Learn About Undergravel Aquarum Filters
Undergravel filters are usually the first and primary filter used by the beginner aquarium hobbyist.
They are a simple solution to the complicated filtering needed by any reasonable-sized aquarium.
How Do Aquarium Undergravel Filters Work?
The filter "plate" is placed under the gravel. Tubes from the plate contain an air stone attached to the air pump (outside the tank). The air pumped through the air stone at the bottom of the tube creates an upward current of of water that draws water from underneath the filter plate up the tube and back into the tank.
As the water is drawn from the tank, down through the gravel to the underneath area of the plate, it is filtered. Large paraticulates such as uneaten food and fish feces are left on top of the gravel (they are too large to get through the tiny gravel pores).
Additionally, bacteria live in the gravel - bacteria that thrive on the biological waste from the fish metabolism and waste. The bacteria "eat" the ammonia and nitrite, turning it to a less toxic type of ammonia and nitrate (a good plant fertilizer).
Disadvantages of Aquarium Undergravel Filters
The main drawback to undergravel filters is that they are not adequate as the only filter for a large tank (more than 15-20 gallons of sparcely populated tank). They also require more laborious maintenance than most other types of filters. Because the large particulates are trapped on TOP of the gravel, frequent gravel vacuuming is necessary.
Because they do not hold enough surface area for a large amount of beneficial bacteria, they do not cleanse the tank of enough toxic ammonia and nitrite for fish health. More fish die from ammonia build-up than from any other water problem.
A heavily populated tank needs much more biological filtration than a sparsely populated tank because it produces more waste. Also, as your tank matures, the load grows. A saltwater aquarium needs considerably more efficient biological filtration than a freshwater tank needs because its inhabitants are infinitely more sensitive to environmental toxins.

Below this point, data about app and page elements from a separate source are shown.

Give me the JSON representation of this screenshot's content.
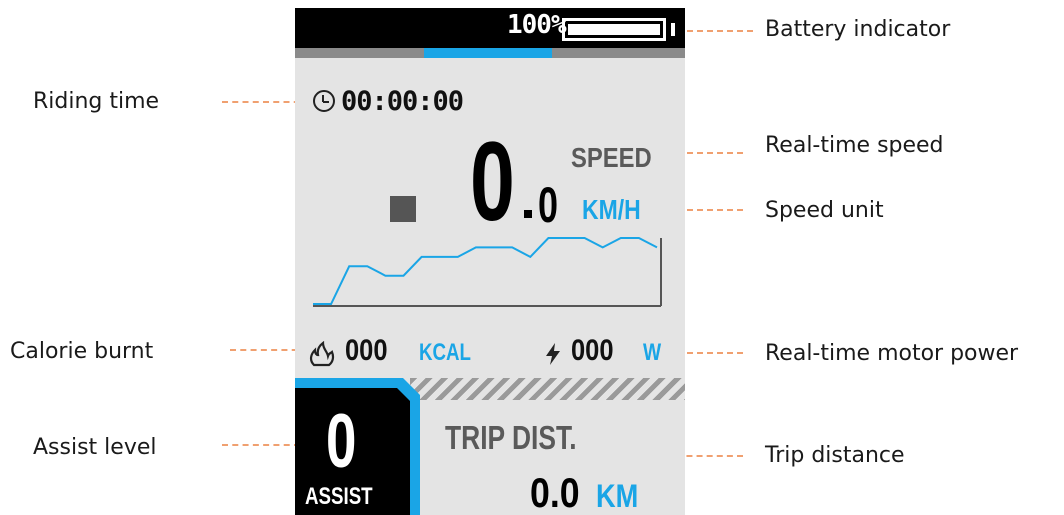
{
  "colors": {
    "accent": "#1aa5e6",
    "screen_bg": "#e4e4e4",
    "leader_line": "#f0a070",
    "top_bar": "#000000"
  },
  "display": {
    "battery": {
      "percent_text": "100%",
      "level": 1.0
    },
    "progress": {
      "segment_start": 0.33,
      "segment_end": 0.66
    },
    "ride_time": "00:00:00",
    "speed": {
      "label": "SPEED",
      "integer": "0",
      "decimal": "0",
      "unit": "KM/H"
    },
    "calorie": {
      "value": "000",
      "unit": "KCAL",
      "icon": "flame-icon"
    },
    "power": {
      "value": "000",
      "unit": "W",
      "icon": "bolt-icon"
    },
    "assist": {
      "level": "0",
      "label": "ASSIST"
    },
    "trip": {
      "label": "TRIP DIST.",
      "value": "0.0",
      "unit": "KM"
    },
    "clock_icon": "clock-icon",
    "speed_history": [
      0,
      0,
      4,
      4,
      3,
      3,
      5,
      5,
      5,
      6,
      6,
      6,
      5,
      7,
      7,
      7,
      6,
      7,
      7,
      6
    ]
  },
  "callouts": {
    "battery_indicator": "Battery indicator",
    "riding_time": "Riding  time",
    "realtime_speed": "Real-time speed",
    "speed_unit": "Speed unit",
    "calorie_burnt": "Calorie burnt",
    "motor_power": "Real-time motor power",
    "assist_level": "Assist  level",
    "trip_distance": "Trip distance"
  }
}
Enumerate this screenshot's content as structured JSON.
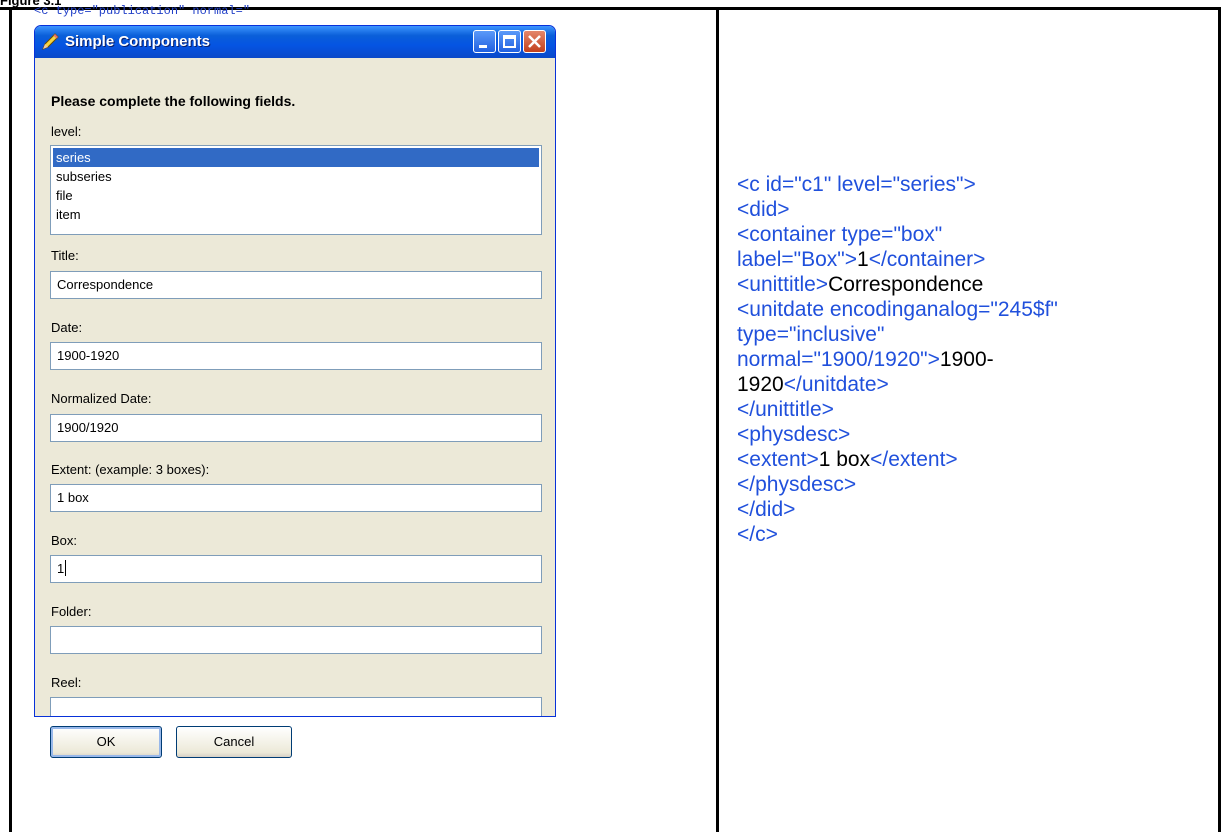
{
  "figure_label": "Figure 3.1",
  "background_xml": "<c type=\"publication\" normal=\"",
  "window": {
    "title": "Simple Components",
    "instruction": "Please complete the following fields.",
    "level": {
      "label": "level:",
      "options": [
        "series",
        "subseries",
        "file",
        "item"
      ],
      "selected": "series"
    },
    "fields": [
      {
        "label": "Title:",
        "value": "Correspondence"
      },
      {
        "label": "Date:",
        "value": "1900-1920"
      },
      {
        "label": "Normalized Date:",
        "value": "1900/1920"
      },
      {
        "label": "Extent: (example: 3 boxes):",
        "value": "1 box"
      },
      {
        "label": "Box:",
        "value": "1"
      },
      {
        "label": "Folder:",
        "value": ""
      },
      {
        "label": "Reel:",
        "value": ""
      }
    ],
    "buttons": {
      "ok": "OK",
      "cancel": "Cancel"
    }
  },
  "xml": {
    "l1": "<c id=\"c1\" level=\"series\">",
    "l2": "<did>",
    "l3": "<container type=\"box\"",
    "l4a": "label=\"Box\">",
    "l4b": "1",
    "l4c": "</container>",
    "l5a": "<unittitle>",
    "l5b": "Correspondence",
    "l6": "<unitdate encodinganalog=\"245$f\"",
    "l7": "type=\"inclusive\"",
    "l8a": "normal=\"1900/1920\">",
    "l8b": "1900-",
    "l9a": "1920",
    "l9b": "</unitdate>",
    "l10": "</unittitle>",
    "l11": "<physdesc>",
    "l12a": "<extent>",
    "l12b": "1 box",
    "l12c": "</extent>",
    "l13": "</physdesc>",
    "l14": "</did>",
    "l15": "</c>"
  }
}
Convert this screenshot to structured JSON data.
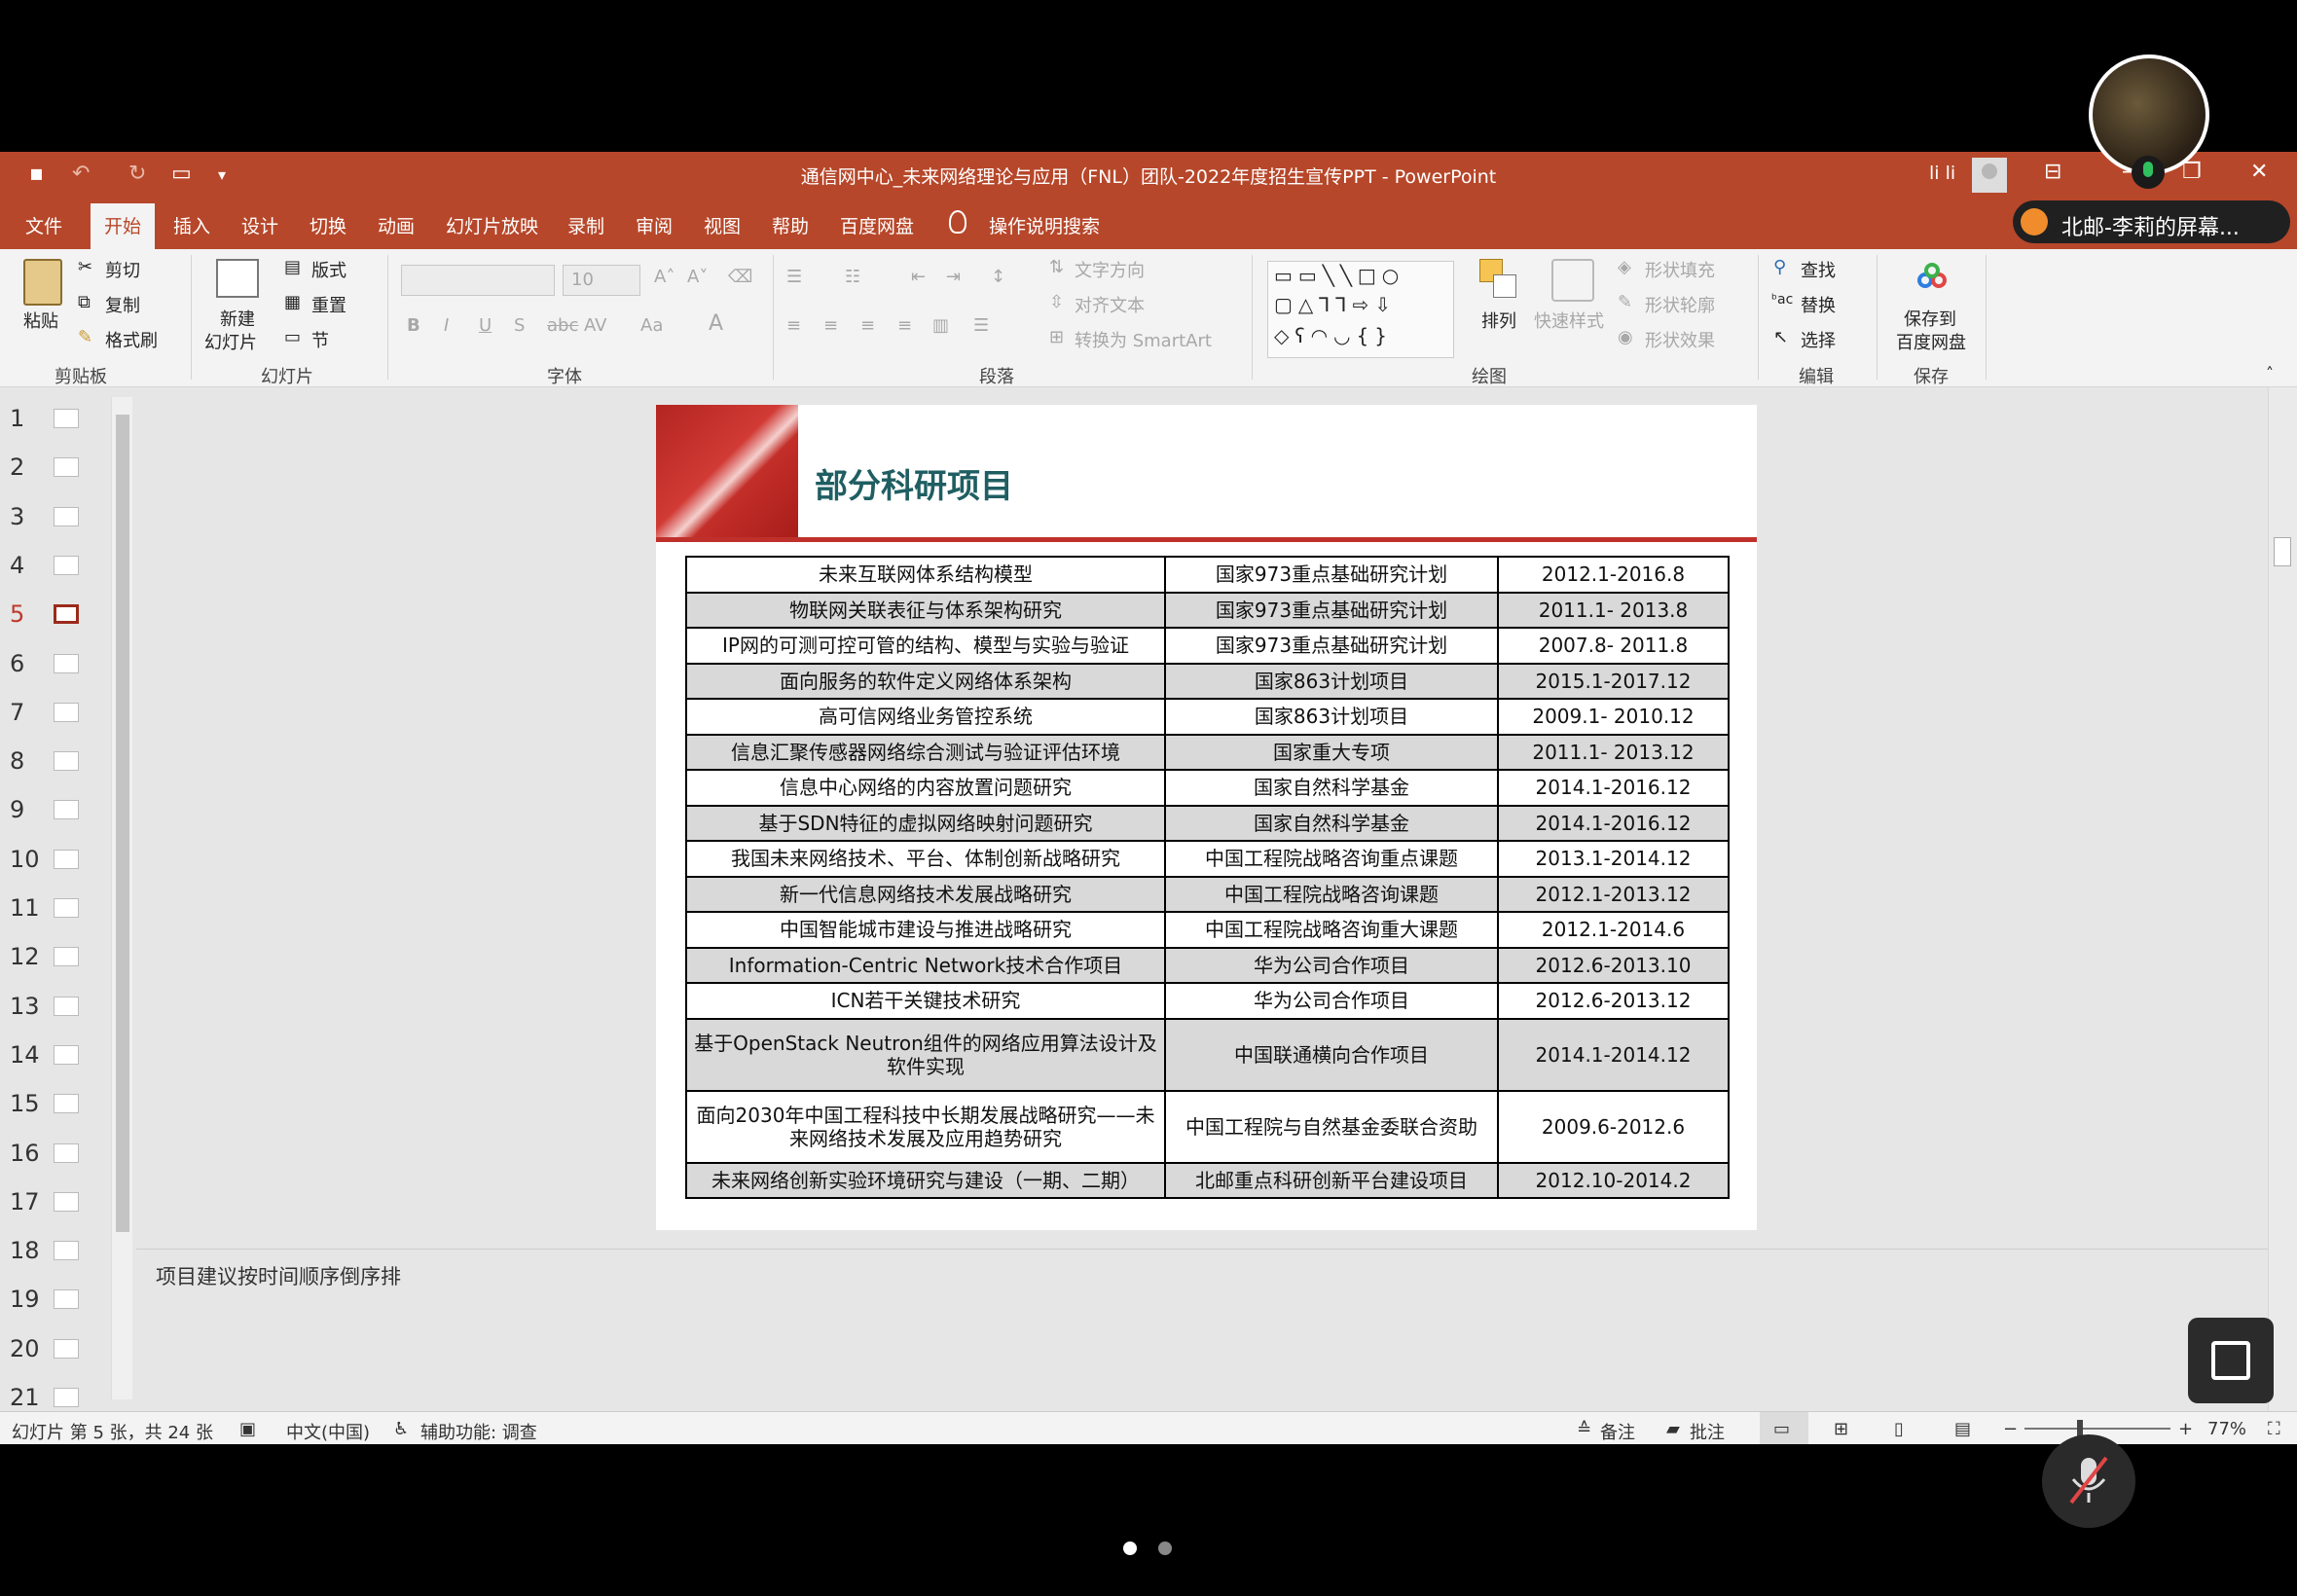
{
  "window": {
    "title": "通信网中心_未来网络理论与应用（FNL）团队-2022年度招生宣传PPT  -  PowerPoint",
    "user": "li li"
  },
  "tabs": [
    "文件",
    "开始",
    "插入",
    "设计",
    "切换",
    "动画",
    "幻灯片放映",
    "录制",
    "审阅",
    "视图",
    "帮助",
    "百度网盘"
  ],
  "active_tab": "开始",
  "tell_me": "操作说明搜索",
  "ribbon": {
    "clipboard": {
      "paste": "粘贴",
      "cut": "剪切",
      "copy": "复制",
      "format_painter": "格式刷",
      "label": "剪贴板"
    },
    "slides": {
      "new_slide": "新建",
      "new_slide2": "幻灯片",
      "layout": "版式",
      "reset": "重置",
      "section": "节",
      "label": "幻灯片"
    },
    "font": {
      "size": "10",
      "label": "字体",
      "bold": "B",
      "italic": "I",
      "underline": "U",
      "strike": "S",
      "spacing": "AV",
      "case": "Aa",
      "color": "A"
    },
    "paragraph": {
      "text_direction": "文字方向",
      "align_text": "对齐文本",
      "smartart": "转换为 SmartArt",
      "label": "段落"
    },
    "drawing": {
      "arrange": "排列",
      "quick_styles": "快速样式",
      "shape_fill": "形状填充",
      "shape_outline": "形状轮廓",
      "shape_effects": "形状效果",
      "label": "绘图"
    },
    "editing": {
      "find": "查找",
      "replace": "替换",
      "select": "选择",
      "label": "编辑"
    },
    "save": {
      "save_to": "保存到",
      "baidu": "百度网盘",
      "label": "保存"
    }
  },
  "thumbnails": {
    "numbers": [
      "1",
      "2",
      "3",
      "4",
      "5",
      "6",
      "7",
      "8",
      "9",
      "10",
      "11",
      "12",
      "13",
      "14",
      "15",
      "16",
      "17",
      "18",
      "19",
      "20",
      "21"
    ],
    "active": 5
  },
  "slide": {
    "title": "部分科研项目",
    "table": [
      [
        "未来互联网体系结构模型",
        "国家973重点基础研究计划",
        "2012.1-2016.8"
      ],
      [
        "物联网关联表征与体系架构研究",
        "国家973重点基础研究计划",
        "2011.1- 2013.8"
      ],
      [
        "IP网的可测可控可管的结构、模型与实验与验证",
        "国家973重点基础研究计划",
        "2007.8- 2011.8"
      ],
      [
        "面向服务的软件定义网络体系架构",
        "国家863计划项目",
        "2015.1-2017.12"
      ],
      [
        "高可信网络业务管控系统",
        "国家863计划项目",
        "2009.1- 2010.12"
      ],
      [
        "信息汇聚传感器网络综合测试与验证评估环境",
        "国家重大专项",
        "2011.1- 2013.12"
      ],
      [
        "信息中心网络的内容放置问题研究",
        "国家自然科学基金",
        "2014.1-2016.12"
      ],
      [
        "基于SDN特征的虚拟网络映射问题研究",
        "国家自然科学基金",
        "2014.1-2016.12"
      ],
      [
        "我国未来网络技术、平台、体制创新战略研究",
        "中国工程院战略咨询重点课题",
        "2013.1-2014.12"
      ],
      [
        "新一代信息网络技术发展战略研究",
        "中国工程院战略咨询课题",
        "2012.1-2013.12"
      ],
      [
        "中国智能城市建设与推进战略研究",
        "中国工程院战略咨询重大课题",
        "2012.1-2014.6"
      ],
      [
        "Information-Centric Network技术合作项目",
        "华为公司合作项目",
        "2012.6-2013.10"
      ],
      [
        "ICN若干关键技术研究",
        "华为公司合作项目",
        "2012.6-2013.12"
      ],
      [
        "基于OpenStack Neutron组件的网络应用算法设计及软件实现",
        "中国联通横向合作项目",
        "2014.1-2014.12"
      ],
      [
        "面向2030年中国工程科技中长期发展战略研究——未来网络技术发展及应用趋势研究",
        "中国工程院与自然基金委联合资助",
        "2009.6-2012.6"
      ],
      [
        "未来网络创新实验环境研究与建设（一期、二期）",
        "北邮重点科研创新平台建设项目",
        "2012.10-2014.2"
      ]
    ]
  },
  "notes": "项目建议按时间顺序倒序排",
  "status": {
    "slide_info": "幻灯片 第 5 张，共 24 张",
    "language": "中文(中国)",
    "accessibility": "辅助功能: 调查",
    "notes_btn": "备注",
    "comments_btn": "批注",
    "zoom": "77%"
  },
  "presenter": "北邮-李莉的屏幕..."
}
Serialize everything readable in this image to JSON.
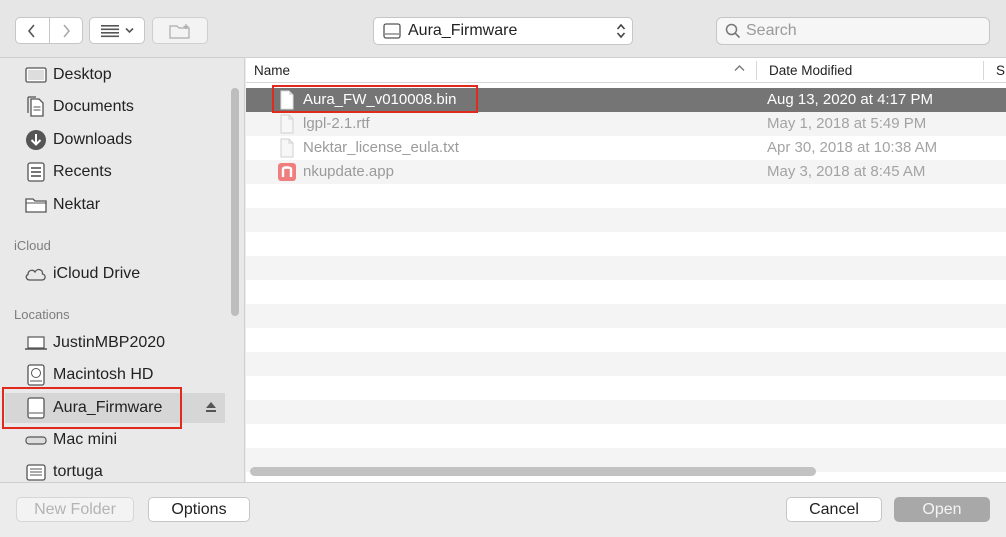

An undergravel filter is the first and primary step toward tank filteration, and nearly every tank that has more than about 1/2" of gravel must has one. However, we also suggest that you add a Power Filter or more. Learn more about Aquarium Filtration in General HERE